For Luis Rojas, the tipping point was a called third strike on Brandon Nimmo. That sent the Mets’ manager aflame, leading to his ejection in the seventh inning of a 5-4 loss to the Marlins at loanDepot park on Tuesday.
An inning later, Javier Báez showed some fire of his own after flying out in the eighth, barking at relief pitcher Richard Bleier. Up and down the visiting dugout bench, emotions ran high for the Mets, who fell for the fifth time in six games to lose a bit more of their grip on the NL East lead.
If the Mets do not turn things around quickly, they know, the 12-plus weeks they’ve spent in first place will mean little by season’s end. But they are determined not to panic now, with plenty of opportunity still before them.
“I don’t think we’re frustrated as a team,” Rojas said. “There’s going to be emotions in the game. I was the perfect example tonight, and Javy’s a guy that wears his emotion. … [But] there’s no frustration. These guys, they fought until the last out of the game. You saw it last night, too. They’re going to keep fighting.”
Tuesday’s loss followed a familiar script, as the Mets fell into an early four-run hole for the second straight night -- this time behind Taijuan Walker, whose second-half struggles continued against the Marlins. Although Walker recovered to retire nine of the final 10 batters he faced, he allowed four runs and owns a 12.00 ERA in four starts since the All-Star break.
“I think I’m going in the right direction, honestly,” Walker said. “I felt like I finished really strong at the end.”
The Mets battled back to pull within one run on a pair of Dominic Smith sacrifice flies and a J.D. Davis RBI double, but as another frustrating night drew to a close, they had lost a game in the standings to both the Phillies and the Braves. Philadelphia defeated Washington to pull within 1 1/2 games of the first-place Mets, while third-place Atlanta defeated St. Louis and sits just 2 1/2 games out.
Then again, “frustration” is not a word Rojas prefers to use. The manager explained away his ejection as a disagreement over balls and strikes, and nothing more. Rojas is so focused on the daily tasks of improving the team, he said, that there is no room for frustration or any other emotion.

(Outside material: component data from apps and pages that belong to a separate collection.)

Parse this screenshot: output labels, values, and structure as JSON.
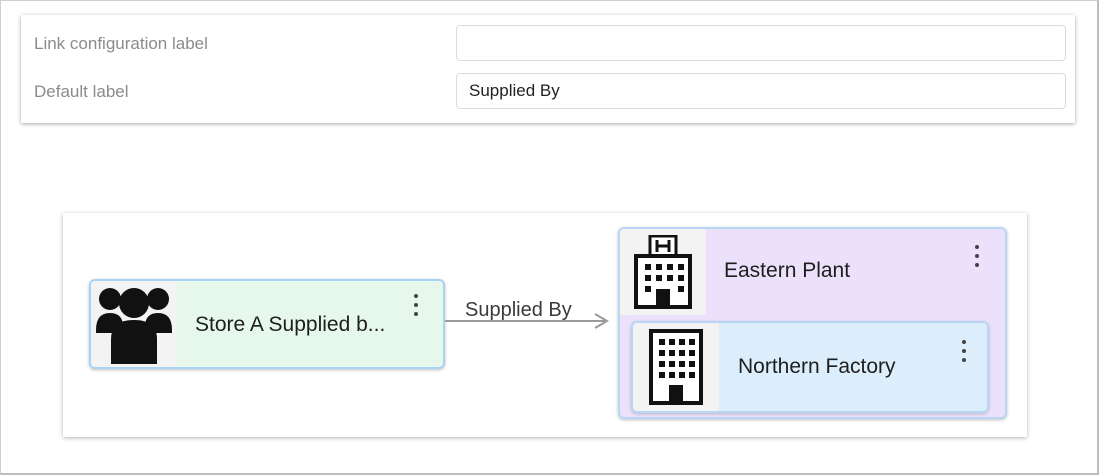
{
  "properties": {
    "link_config": {
      "label": "Link configuration label",
      "value": ""
    },
    "default_label": {
      "label": "Default label",
      "value": "Supplied By"
    }
  },
  "graph": {
    "source_node": {
      "label": "Store A Supplied b...",
      "icon": "people-group-icon",
      "color": "#e6f7ec"
    },
    "edge": {
      "label": "Supplied By"
    },
    "group_node": {
      "label": "Eastern Plant",
      "icon": "hospital-building-icon",
      "color": "#ebe1fb"
    },
    "child_node": {
      "label": "Northern Factory",
      "icon": "office-building-icon",
      "color": "#dcedfb"
    }
  }
}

“I’m pretty even-keeled,” Rojas said. “I keep things in range. These things happen in a baseball season. Yes, they do. But what we do on a daily basis, we look at ourselves in the mirror like, ‘OK, what are we doing right now? Who needs help? Who needs maintenance?’ … Our daily approach is what we focus on. There shouldn’t be any room for any emotions outside of that.”
These are, however, human beings, who have a closer view of this than anyone. Since reaching 10 games over .500 on June 16, the Mets have lost six more games than they’ve won. Their .435 winning percentage over that stretch ranks 22nd in the Majors, but until this week, it hadn’t really hurt them in the standings. Now, that narrative is quickly changing. As recently as Sunday morning, the Mets held a four-game lead in the division. They’ve given more than half of it back in a matter of days.
Of particular issue is the Mets’ starting pitching, which had struggled even before Jacob deGrom received his latest suboptimal MRI results. Walker’s ERA since the All-Star break is a concern, but no Mets starter has been particularly consistent since mid-July.
Despite that, the Mets did not acquire any top-market starters before the Trade Deadline, dealing only for Rich Hill and Trevor Williams. The former has allowed seven runs in his first 10 innings, while the latter is currently pitching every five days at Triple-A Syracuse. Both can help the Mets, but not in the same way that deGrom, Walker or Marcus Stroman can.
So it’s on the players already in-house to get healthy, stay healthy and improve.
“Guys are trying to stay positive,” said catcher James McCann, who gave the Mets a bit of life with a two-out RBI double in the ninth after the Marlins added an insurance run in the eighth. “You find the hidden positives in a day like today. We never gave in. … When you focus on the positives, when you focus on the process vs. the end result, good things will come.”